→ PROMPT
Keep the wording of every entry intact in your copy, and omit the pictures.

╭──

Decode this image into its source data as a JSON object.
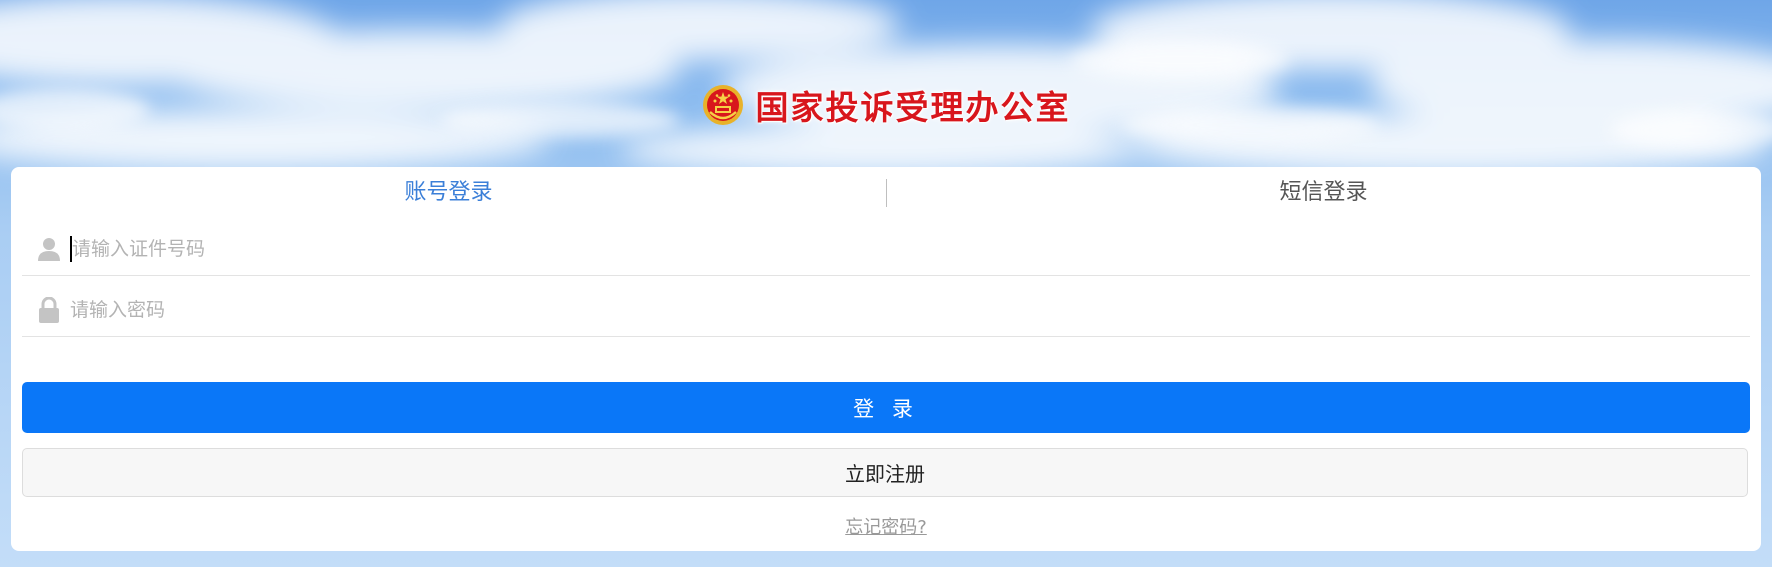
{
  "header": {
    "title": "国家投诉受理办公室",
    "emblem_icon": "national-emblem-icon",
    "title_color": "#d8161c"
  },
  "tabs": [
    {
      "label": "账号登录",
      "active": true
    },
    {
      "label": "短信登录",
      "active": false
    }
  ],
  "form": {
    "id_field": {
      "placeholder": "请输入证件号码",
      "value": "",
      "icon": "user-icon"
    },
    "password_field": {
      "placeholder": "请输入密码",
      "value": "",
      "icon": "lock-icon"
    }
  },
  "buttons": {
    "login_label": "登 录",
    "register_label": "立即注册"
  },
  "links": {
    "forgot_password": "忘记密码?"
  },
  "colors": {
    "accent": "#0a77f8",
    "active_tab": "#3b7fd8"
  }
}
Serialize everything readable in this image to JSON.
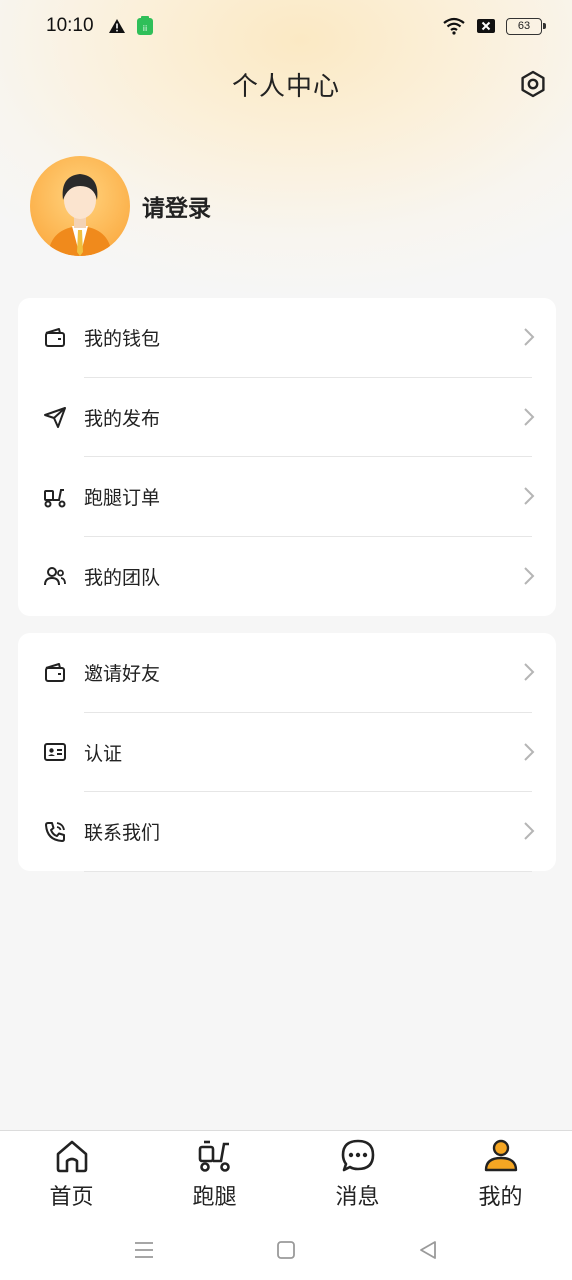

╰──

→ YOUR RESPONSE
Decode this image into its source data as a JSON object.
{
  "header": {
    "title": "国家投诉受理办公室",
    "emblem_icon": "national-emblem-icon",
    "title_color": "#d8161c"
  },
  "tabs": [
    {
      "label": "账号登录",
      "active": true
    },
    {
      "label": "短信登录",
      "active": false
    }
  ],
  "form": {
    "id_field": {
      "placeholder": "请输入证件号码",
      "value": "",
      "icon": "user-icon"
    },
    "password_field": {
      "placeholder": "请输入密码",
      "value": "",
      "icon": "lock-icon"
    }
  },
  "buttons": {
    "login_label": "登 录",
    "register_label": "立即注册"
  },
  "links": {
    "forgot_password": "忘记密码?"
  },
  "colors": {
    "accent": "#0a77f8",
    "active_tab": "#3b7fd8"
  }
}
Serialize everything readable in this image to JSON.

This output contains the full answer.